Supplies of organic vegetables in Prey Veng province have declined as growers have faced challenges due to market closures during the Covid-19 pandemic and falling prices.
The provincial director of the Provincial Department of Agriculture, Forestry and Fisheries, Ouk Samnang, said that a safe and organic vegetable community named “Tuol Trapaing Sros Bomprong” was established in 2020 in Kok Konglech commune of Kanh Chriech District to bring together farmers to grow organic vegetables and support the market. The scale of production is also much larger than the family level.

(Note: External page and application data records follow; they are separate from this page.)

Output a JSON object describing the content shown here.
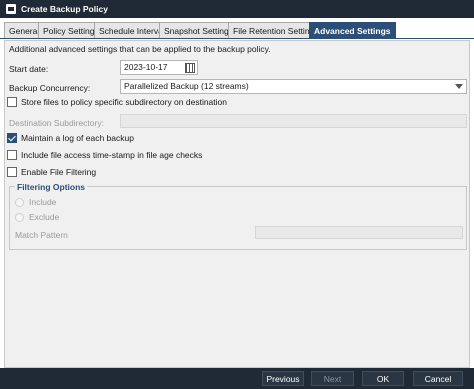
{
  "window": {
    "title": "Create Backup Policy"
  },
  "tabs": [
    {
      "label": "General"
    },
    {
      "label": "Policy Settings"
    },
    {
      "label": "Schedule Interval"
    },
    {
      "label": "Snapshot Settings"
    },
    {
      "label": "File Retention Settings"
    },
    {
      "label": "Advanced Settings",
      "active": true
    }
  ],
  "advanced": {
    "description": "Additional advanced settings that can be applied to the backup policy.",
    "start_date": {
      "label": "Start date:",
      "value": "2023-10-17"
    },
    "concurrency": {
      "label": "Backup Concurrency:",
      "value": "Parallelized Backup (12 streams)"
    },
    "store_files": {
      "label": "Store files to policy specific subdirectory on destination",
      "checked": false
    },
    "destination_subdirectory": {
      "label": "Destination Subdirectory:",
      "value": ""
    },
    "maintain_log": {
      "label": "Maintain a log of each backup",
      "checked": true
    },
    "include_access": {
      "label": "Include file access time-stamp in file age checks",
      "checked": false
    },
    "enable_filtering": {
      "label": "Enable File Filtering",
      "checked": false
    }
  },
  "filtering": {
    "title": "Filtering Options",
    "include_label": "Include",
    "exclude_label": "Exclude",
    "match_pattern_label": "Match Pattern",
    "match_pattern_value": ""
  },
  "footer": {
    "previous": "Previous",
    "next": "Next",
    "ok": "OK",
    "cancel": "Cancel"
  },
  "colors": {
    "titlebar": "#1f2a36",
    "active_tab": "#2c4f78",
    "panel": "#f0f0f0"
  }
}
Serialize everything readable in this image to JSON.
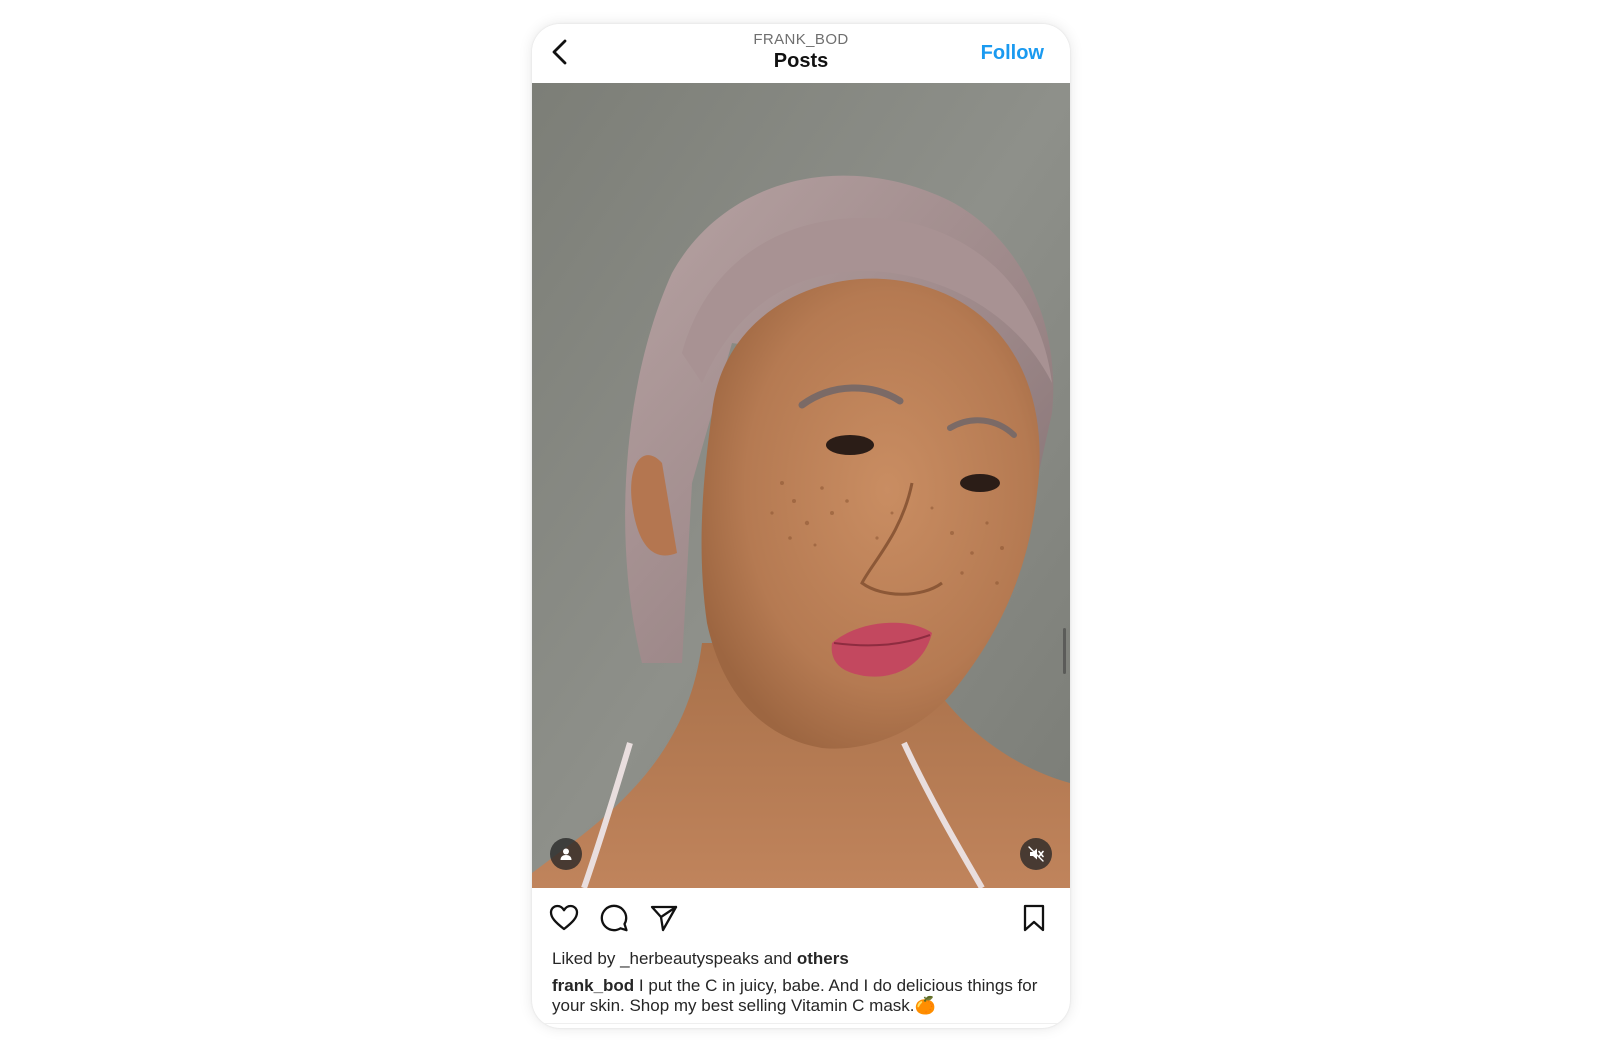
{
  "header": {
    "username": "FRANK_BOD",
    "title": "Posts",
    "follow_label": "Follow"
  },
  "post": {
    "liked_prefix": "Liked by",
    "liked_user": "_herbeautyspeaks",
    "liked_and": "and",
    "liked_others": "others",
    "caption_author": "frank_bod",
    "caption_text": "I put the C in juicy, babe. And I do delicious things for your skin. Shop my best selling Vitamin C mask.🍊"
  },
  "icons": {
    "back": "chevron-left-icon",
    "tag": "user-tag-icon",
    "mute": "muted-speaker-icon",
    "like": "heart-icon",
    "comment": "comment-bubble-icon",
    "share": "paper-plane-icon",
    "save": "bookmark-icon"
  },
  "colors": {
    "accent": "#1a9af0",
    "text": "#262626",
    "muted_text": "#6f6f6f",
    "photo_background": "#868882"
  }
}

The community has 63 farming families in an area with the potential to grow and supply healthy, organic vegetables for the Prey Veng market and to be distributed to other provinces.

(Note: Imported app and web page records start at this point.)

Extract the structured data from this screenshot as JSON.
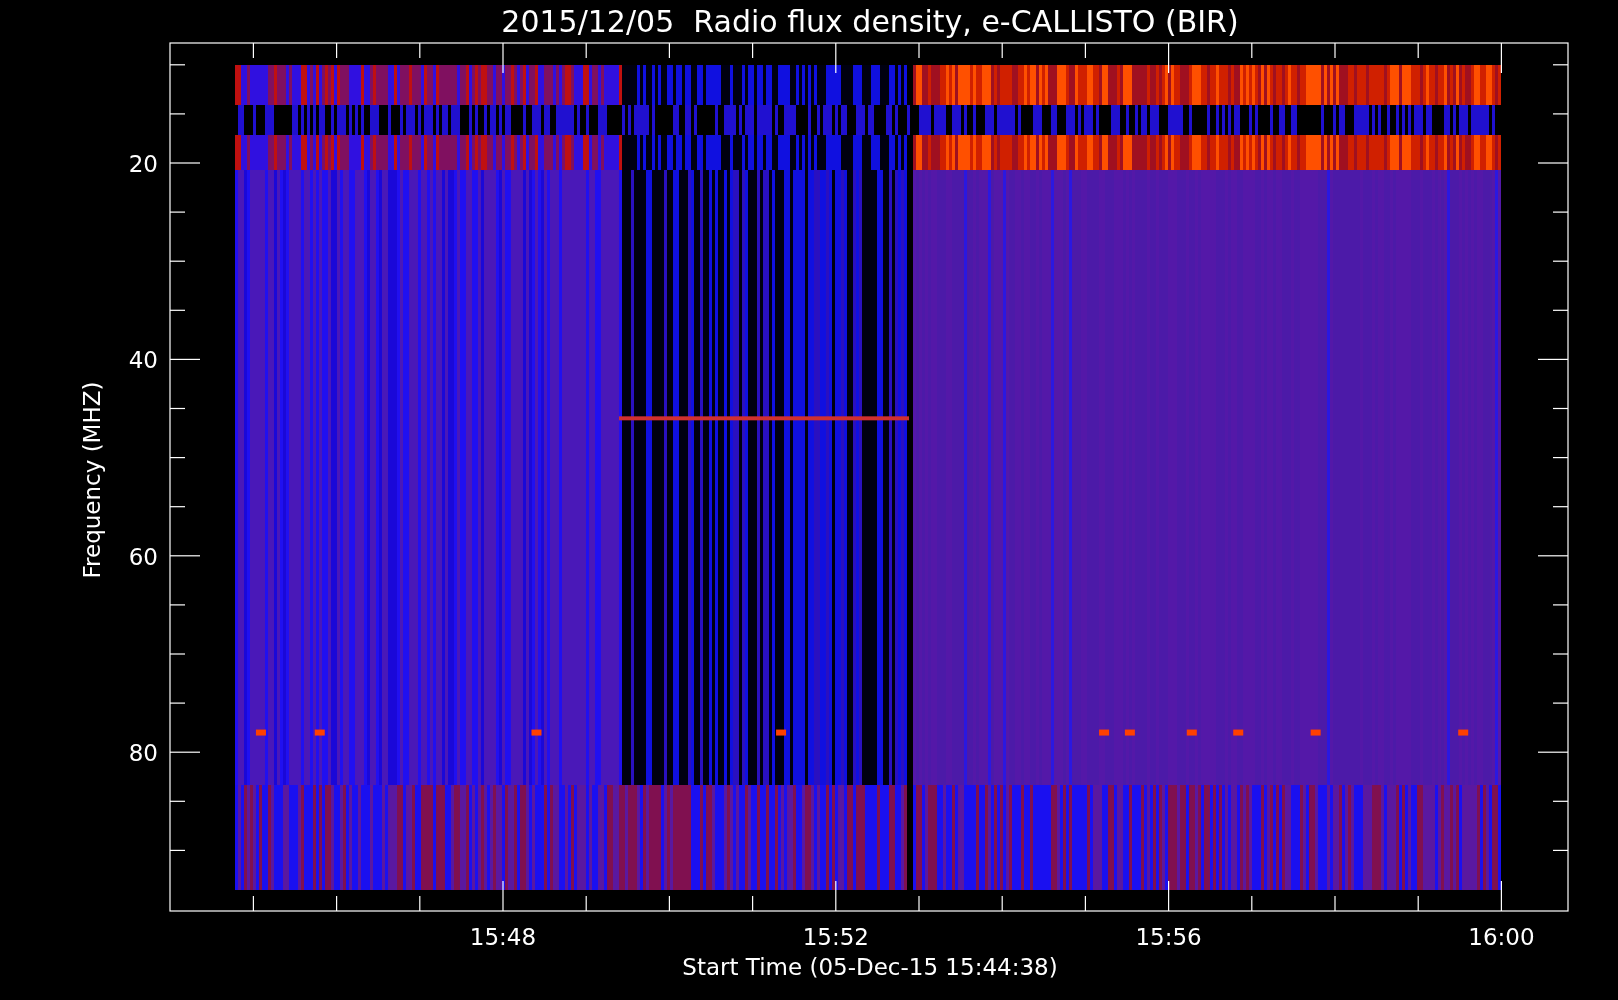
{
  "plot": {
    "title": "2015/12/05  Radio flux density, e-CALLISTO (BIR)",
    "xlabel": "Start Time (05-Dec-15 15:44:38)",
    "ylabel": "Frequency (MHZ)",
    "y_ticks": [
      "20",
      "40",
      "60",
      "80"
    ],
    "x_ticks": [
      "15:48",
      "15:52",
      "15:56",
      "16:00"
    ]
  }
}
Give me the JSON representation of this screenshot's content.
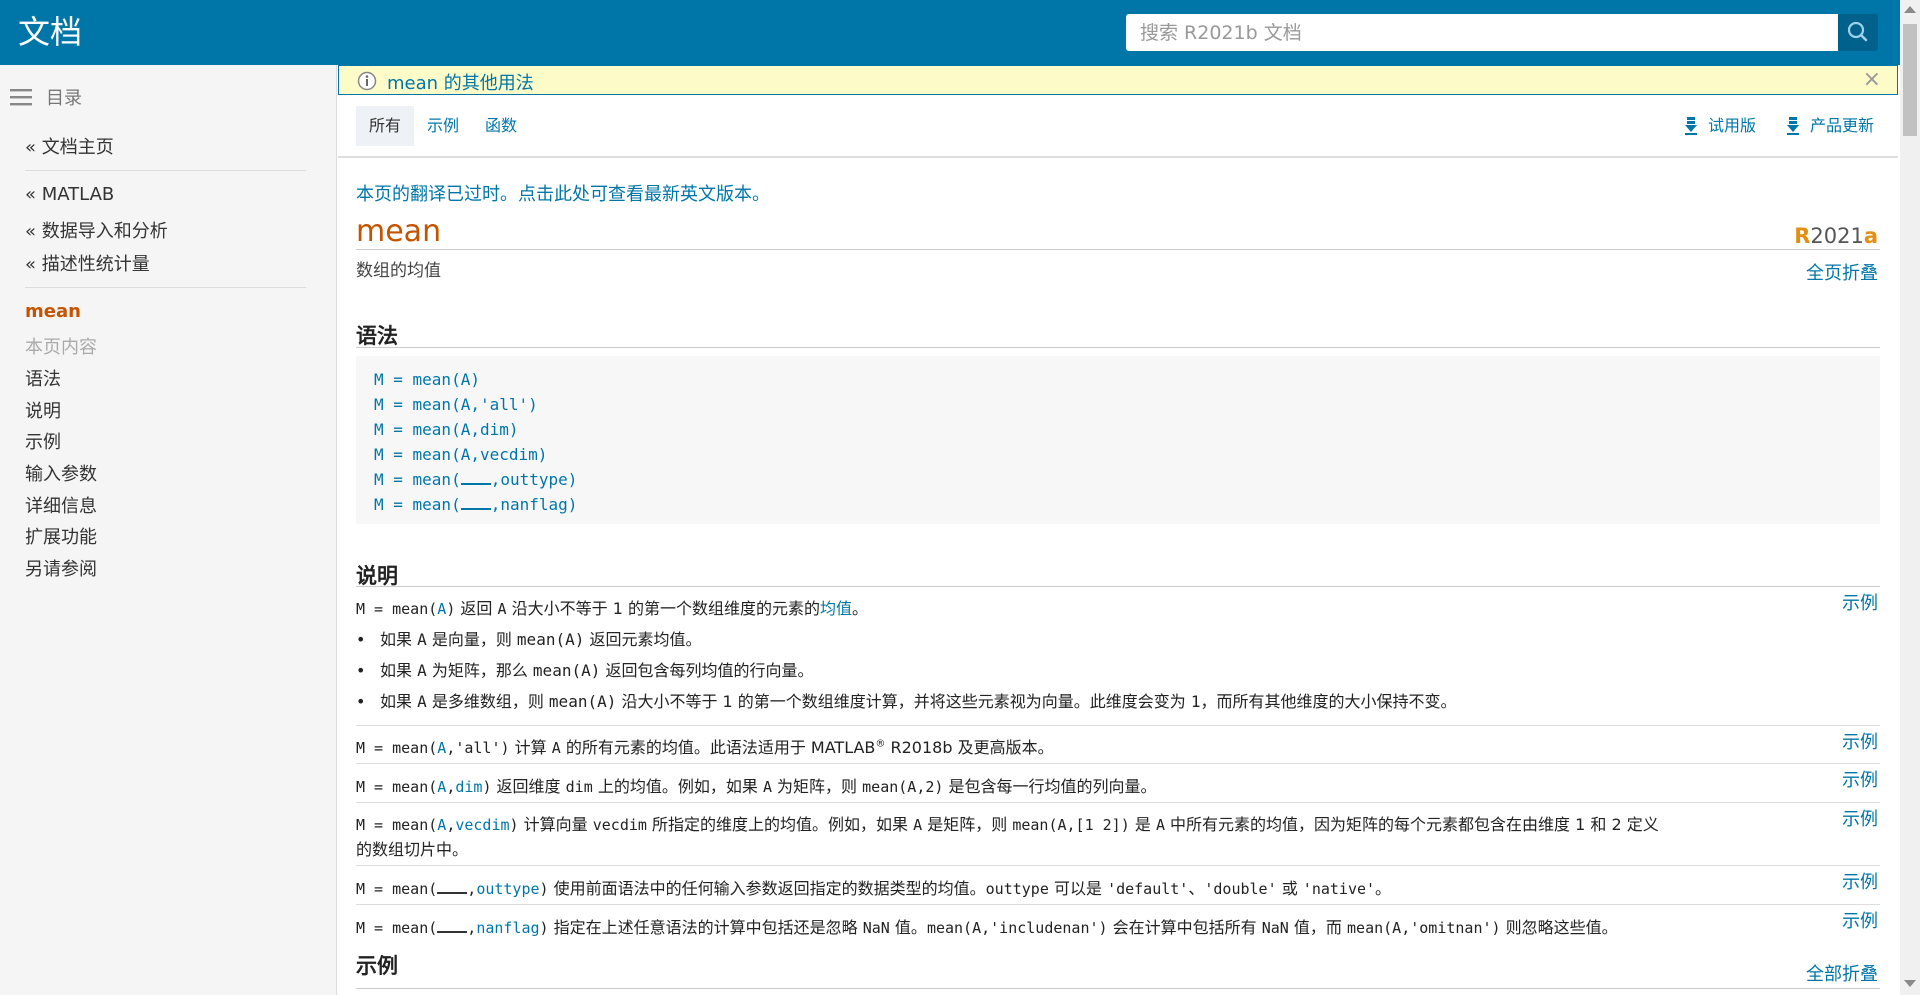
{
  "header": {
    "brand": "文档",
    "search_placeholder": "搜索 R2021b 文档"
  },
  "sidebar": {
    "toc_label": "目录",
    "home": "« 文档主页",
    "breadcrumbs": [
      "« MATLAB",
      "« 数据导入和分析",
      "« 描述性统计量"
    ],
    "current": "mean",
    "on_page_label": "本页内容",
    "on_page_items": [
      "语法",
      "说明",
      "示例",
      "输入参数",
      "详细信息",
      "扩展功能",
      "另请参阅"
    ]
  },
  "notice": {
    "text": "mean 的其他用法"
  },
  "tabs": {
    "all": "所有",
    "examples": "示例",
    "functions": "函数",
    "trial": "试用版",
    "updates": "产品更新"
  },
  "content": {
    "outdated": "本页的翻译已过时。点击此处可查看最新英文版本。",
    "title": "mean",
    "release_r": "R",
    "release_num": "2021",
    "release_a": "a",
    "summary": "数组的均值",
    "collapse_page": "全页折叠",
    "syntax_heading": "语法",
    "syntax": [
      {
        "lhs": "M = ",
        "fn": "mean(A)"
      },
      {
        "lhs": "M = ",
        "fn": "mean(A,'all')"
      },
      {
        "lhs": "M = ",
        "fn": "mean(A,dim)"
      },
      {
        "lhs": "M = ",
        "fn": "mean(A,vecdim)"
      },
      {
        "lhs": "M = ",
        "pre": "mean(",
        "post": ",outtype)"
      },
      {
        "lhs": "M = ",
        "pre": "mean(",
        "post": ",nanflag)"
      }
    ],
    "desc_heading": "说明",
    "example_link": "示例",
    "examples_heading": "示例",
    "collapse_all": "全部折叠",
    "desc": {
      "d1": {
        "code": "M = mean(",
        "arg": "A",
        "close": ")",
        "text1": " 返回 ",
        "code2": "A",
        "text2": " 沿大小不等于 1 的第一个数组维度的元素的",
        "link": "均值",
        "text3": "。"
      },
      "b1": {
        "t1": "如果 ",
        "c1": "A",
        "t2": " 是向量，则 ",
        "c2": "mean(A)",
        "t3": " 返回元素均值。"
      },
      "b2": {
        "t1": "如果 ",
        "c1": "A",
        "t2": " 为矩阵，那么 ",
        "c2": "mean(A)",
        "t3": " 返回包含每列均值的行向量。"
      },
      "b3": {
        "t1": "如果 ",
        "c1": "A",
        "t2": " 是多维数组，则 ",
        "c2": "mean(A)",
        "t3": " 沿大小不等于 1 的第一个数组维度计算，并将这些元素视为向量。此维度会变为 ",
        "c3": "1",
        "t4": "，而所有其他维度的大小保持不变。"
      },
      "d2": {
        "code": "M = mean(",
        "arg": "A",
        "rest": ",'all')",
        "t1": " 计算 ",
        "c1": "A",
        "t2": " 的所有元素的均值。此语法适用于 MATLAB",
        "reg": "®",
        "t3": " R2018b 及更高版本。"
      },
      "d3": {
        "code": "M = mean(",
        "arg": "A",
        "comma": ",",
        "arg2": "dim",
        "close": ")",
        "t1": " 返回维度 ",
        "c1": "dim",
        "t2": " 上的均值。例如，如果 ",
        "c2": "A",
        "t3": " 为矩阵，则 ",
        "c3": "mean(A,2)",
        "t4": " 是包含每一行均值的列向量。"
      },
      "d4": {
        "code": "M = mean(",
        "arg": "A",
        "comma": ",",
        "arg2": "vecdim",
        "close": ")",
        "t1": " 计算向量 ",
        "c1": "vecdim",
        "t2": " 所指定的维度上的均值。例如，如果 ",
        "c2": "A",
        "t3": " 是矩阵，则 ",
        "c3": "mean(A,[1 2])",
        "t4": " 是 ",
        "c4": "A",
        "t5": " 中所有元素的均值，因为矩阵的每个元素都包含在由维度 1 和 2 定义",
        "t6": "的数组切片中。"
      },
      "d5": {
        "code": "M = mean(",
        "comma": ",",
        "arg2": "outtype",
        "close": ")",
        "t1": " 使用前面语法中的任何输入参数返回指定的数据类型的均值。",
        "c1": "outtype",
        "t2": " 可以是 ",
        "c2": "'default'",
        "t3": "、",
        "c3": "'double'",
        "t4": " 或 ",
        "c4": "'native'",
        "t5": "。"
      },
      "d6": {
        "code": "M = mean(",
        "comma": ",",
        "arg2": "nanflag",
        "close": ")",
        "t1": " 指定在上述任意语法的计算中包括还是忽略 ",
        "c1": "NaN",
        "t2": " 值。",
        "c2": "mean(A,'includenan')",
        "t3": " 会在计算中包括所有 ",
        "c3": "NaN",
        "t4": " 值，而 ",
        "c4": "mean(A,'omitnan')",
        "t5": " 则忽略这些值。"
      }
    }
  }
}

Samnang said that before the Covid-19 pandemic, farmers in the community could provide 12 to 15 tons of vegetables per day by selling the produce in Phnom Penh and Tbong Khmum province. But after the outbreak, supplies were cut off as some markets closed and prices for vegetables fell.
Currently, farmers can only supply five to six tonnes of vegetables per day even though the Community price is much lower than the market price. Climate change is another problem for producers.

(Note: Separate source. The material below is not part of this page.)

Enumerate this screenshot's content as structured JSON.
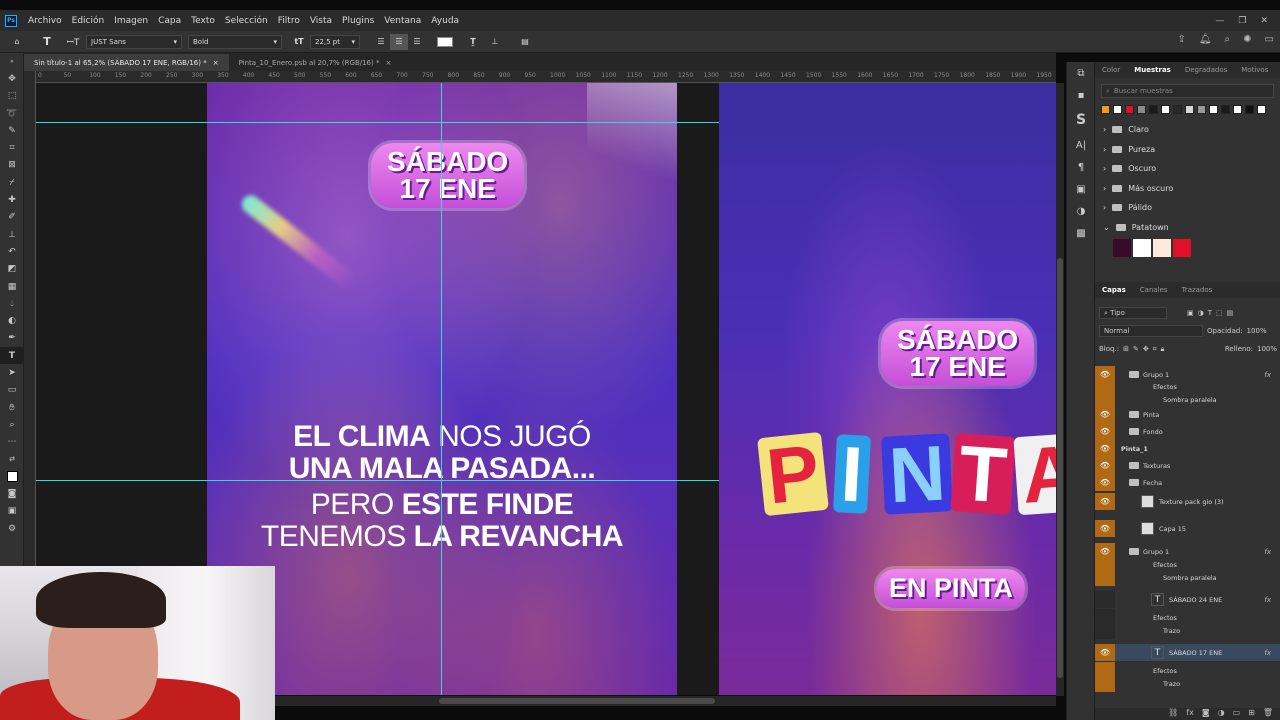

Let Ath, head of the Tuol Trapaing community, told The Post that farmers have produced much lower yields this year due to climate change and current demand is low due to the small market.
âWhen a market is affected by Covid-19, demand is lost for a while because traders have to quarantine themselves and the market is closed,â he said.
Ho Chanthou, a 42-year-old community member, said that since joining the community, no market has bought his vegetables. During the pandemic, farmers encountered difficulties and brokers lowered the price of vegetables.
âIf we have a clear market price, for example a kilo of mustard green costs 1,500 riel [$0.38] and salads cost 2,000 riel per kg, the price should be stable and the farmers would not be so afraid. But in fact now we are using the price which was arbitrarily set by the traders, âhe said.
Nonetheless, Mol Met, a 52-year-old deputy community leader, expressed satisfaction with establishing the community as it was better than before to find markets.
Seav Kuoy Yi